▶ **GOAL OF THE EXERCISE**: If a line in the listing below includes the word "Project", pick it out.

Segment Start: DATA SUPPLIED

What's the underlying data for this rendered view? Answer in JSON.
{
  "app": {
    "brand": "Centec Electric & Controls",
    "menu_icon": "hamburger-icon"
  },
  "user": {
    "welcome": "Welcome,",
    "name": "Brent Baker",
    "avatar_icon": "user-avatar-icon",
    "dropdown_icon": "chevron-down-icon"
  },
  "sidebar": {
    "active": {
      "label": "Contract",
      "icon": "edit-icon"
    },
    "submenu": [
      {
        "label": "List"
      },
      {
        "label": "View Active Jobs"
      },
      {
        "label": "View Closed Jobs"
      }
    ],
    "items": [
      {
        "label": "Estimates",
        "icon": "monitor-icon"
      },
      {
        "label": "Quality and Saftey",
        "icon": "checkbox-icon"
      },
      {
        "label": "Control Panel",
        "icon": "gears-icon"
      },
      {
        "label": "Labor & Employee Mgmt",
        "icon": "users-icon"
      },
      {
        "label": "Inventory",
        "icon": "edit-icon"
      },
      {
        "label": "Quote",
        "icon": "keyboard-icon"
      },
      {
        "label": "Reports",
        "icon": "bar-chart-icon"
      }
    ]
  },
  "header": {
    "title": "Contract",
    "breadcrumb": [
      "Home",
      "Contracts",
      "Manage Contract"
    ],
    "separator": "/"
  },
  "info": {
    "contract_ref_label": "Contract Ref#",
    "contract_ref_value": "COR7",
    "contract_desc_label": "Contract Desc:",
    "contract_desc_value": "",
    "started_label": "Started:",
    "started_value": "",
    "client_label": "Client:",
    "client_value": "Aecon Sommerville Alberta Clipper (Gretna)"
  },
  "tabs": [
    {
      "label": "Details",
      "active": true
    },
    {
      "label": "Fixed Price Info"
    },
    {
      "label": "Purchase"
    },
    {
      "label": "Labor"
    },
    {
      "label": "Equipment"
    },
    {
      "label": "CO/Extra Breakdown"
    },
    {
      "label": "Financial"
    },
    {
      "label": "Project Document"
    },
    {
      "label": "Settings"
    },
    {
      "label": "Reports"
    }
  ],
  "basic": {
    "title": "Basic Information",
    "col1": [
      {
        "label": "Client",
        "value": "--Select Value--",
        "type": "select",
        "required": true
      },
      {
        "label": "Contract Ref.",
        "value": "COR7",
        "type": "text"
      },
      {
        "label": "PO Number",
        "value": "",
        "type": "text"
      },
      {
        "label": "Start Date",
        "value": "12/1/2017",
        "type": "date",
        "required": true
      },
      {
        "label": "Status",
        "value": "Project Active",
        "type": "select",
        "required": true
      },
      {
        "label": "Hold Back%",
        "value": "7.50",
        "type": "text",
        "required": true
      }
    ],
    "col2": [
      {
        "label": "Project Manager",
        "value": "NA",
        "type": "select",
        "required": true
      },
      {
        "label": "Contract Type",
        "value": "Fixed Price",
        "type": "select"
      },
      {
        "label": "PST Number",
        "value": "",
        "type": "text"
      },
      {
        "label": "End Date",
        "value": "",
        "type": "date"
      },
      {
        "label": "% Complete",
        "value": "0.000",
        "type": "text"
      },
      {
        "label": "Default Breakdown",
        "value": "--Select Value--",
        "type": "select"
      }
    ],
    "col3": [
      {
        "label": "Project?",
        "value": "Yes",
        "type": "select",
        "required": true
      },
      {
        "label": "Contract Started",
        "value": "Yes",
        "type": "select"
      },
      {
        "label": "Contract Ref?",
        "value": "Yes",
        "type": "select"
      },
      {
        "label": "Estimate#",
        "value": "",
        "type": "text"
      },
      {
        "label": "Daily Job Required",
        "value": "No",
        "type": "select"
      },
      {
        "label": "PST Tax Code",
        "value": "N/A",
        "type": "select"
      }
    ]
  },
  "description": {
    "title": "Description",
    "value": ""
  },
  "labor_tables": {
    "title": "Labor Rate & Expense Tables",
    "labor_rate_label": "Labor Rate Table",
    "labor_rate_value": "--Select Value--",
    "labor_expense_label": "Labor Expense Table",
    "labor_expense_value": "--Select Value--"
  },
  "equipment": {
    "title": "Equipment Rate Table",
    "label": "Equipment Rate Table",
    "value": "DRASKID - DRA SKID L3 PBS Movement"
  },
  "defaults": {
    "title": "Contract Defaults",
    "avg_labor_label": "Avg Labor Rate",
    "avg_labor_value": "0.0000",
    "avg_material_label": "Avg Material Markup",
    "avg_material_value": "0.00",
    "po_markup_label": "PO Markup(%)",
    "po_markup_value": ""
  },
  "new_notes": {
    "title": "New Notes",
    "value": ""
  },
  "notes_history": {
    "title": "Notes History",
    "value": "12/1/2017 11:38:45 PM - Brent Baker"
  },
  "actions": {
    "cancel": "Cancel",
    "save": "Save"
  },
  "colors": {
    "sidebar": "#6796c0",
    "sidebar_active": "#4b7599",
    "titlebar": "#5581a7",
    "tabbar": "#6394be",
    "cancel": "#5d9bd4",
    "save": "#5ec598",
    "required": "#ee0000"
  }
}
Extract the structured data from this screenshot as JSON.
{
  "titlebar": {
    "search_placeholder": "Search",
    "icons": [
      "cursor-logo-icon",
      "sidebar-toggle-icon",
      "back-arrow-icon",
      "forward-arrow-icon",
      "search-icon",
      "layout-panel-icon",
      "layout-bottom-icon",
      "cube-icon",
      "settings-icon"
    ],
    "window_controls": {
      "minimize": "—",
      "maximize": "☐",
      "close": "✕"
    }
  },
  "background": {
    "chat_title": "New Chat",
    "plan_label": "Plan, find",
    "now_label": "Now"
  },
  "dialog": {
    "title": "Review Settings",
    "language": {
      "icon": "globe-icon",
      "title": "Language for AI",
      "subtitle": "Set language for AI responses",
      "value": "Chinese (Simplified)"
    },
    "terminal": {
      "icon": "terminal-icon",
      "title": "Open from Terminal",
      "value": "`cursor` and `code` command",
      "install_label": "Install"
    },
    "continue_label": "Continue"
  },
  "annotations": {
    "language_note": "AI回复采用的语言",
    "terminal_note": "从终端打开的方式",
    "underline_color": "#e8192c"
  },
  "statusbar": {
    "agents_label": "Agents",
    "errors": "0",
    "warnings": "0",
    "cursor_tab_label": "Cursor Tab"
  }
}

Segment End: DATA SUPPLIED

▶ **ANSWER FOR THE TASK**:
      "label": "Project Document"
        "value": "Project Active",
        "label": "Project Manager",
        "label": "Project?",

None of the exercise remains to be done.